(Data excerpts)
========================================================================

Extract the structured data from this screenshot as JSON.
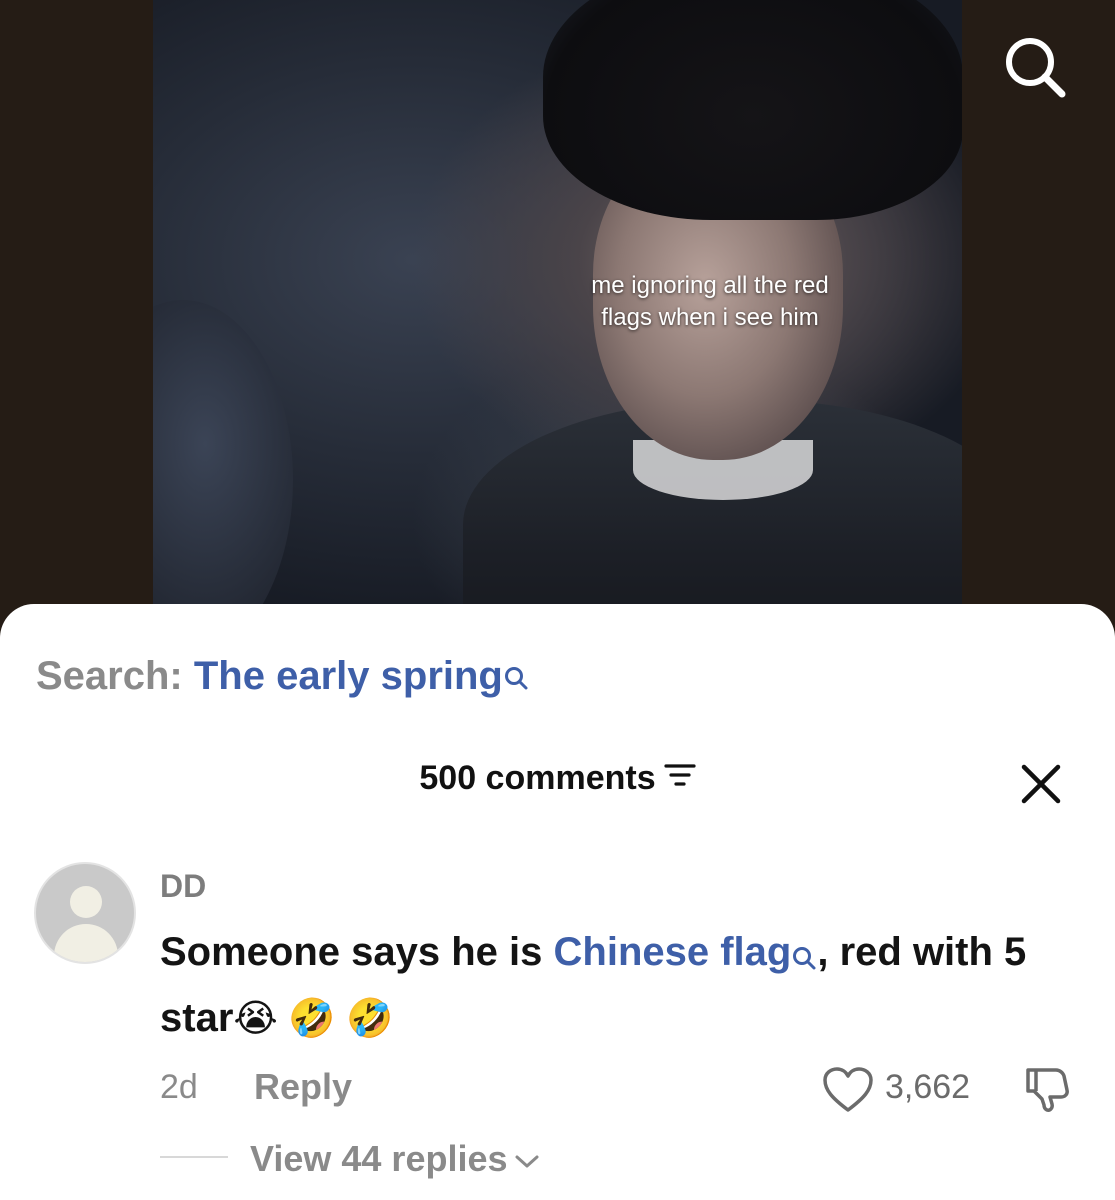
{
  "video": {
    "caption": "me ignoring all the red\nflags when i see him",
    "search_icon": "search-icon"
  },
  "sheet": {
    "search_prefix": "Search:",
    "search_term": "The early spring",
    "comments_count_label": "500 comments",
    "sort_icon": "filter-lines-icon",
    "close_icon": "close-icon"
  },
  "comment": {
    "username": "DD",
    "text_before_link": "Someone says he is ",
    "link_text": "Chinese flag",
    "text_after_link": ", red with 5 star",
    "emojis": "😭 🤣 🤣",
    "age": "2d",
    "reply_label": "Reply",
    "like_count": "3,662",
    "view_replies_label": "View 44 replies"
  },
  "colors": {
    "link": "#3e5fa8",
    "muted": "#8a8a8a",
    "video_bg": "#251c15"
  }
}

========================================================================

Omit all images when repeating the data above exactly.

-- SOLUTION TO THIS PROBLEM --
Extract the structured data from this screenshot as JSON.
{
  "video": {
    "caption": "me ignoring all the red\nflags when i see him",
    "search_icon": "search-icon"
  },
  "sheet": {
    "search_prefix": "Search:",
    "search_term": "The early spring",
    "comments_count_label": "500 comments",
    "sort_icon": "filter-lines-icon",
    "close_icon": "close-icon"
  },
  "comment": {
    "username": "DD",
    "text_before_link": "Someone says he is ",
    "link_text": "Chinese flag",
    "text_after_link": ", red with 5 star",
    "emojis": "😭 🤣 🤣",
    "age": "2d",
    "reply_label": "Reply",
    "like_count": "3,662",
    "view_replies_label": "View 44 replies"
  },
  "colors": {
    "link": "#3e5fa8",
    "muted": "#8a8a8a",
    "video_bg": "#251c15"
  }
}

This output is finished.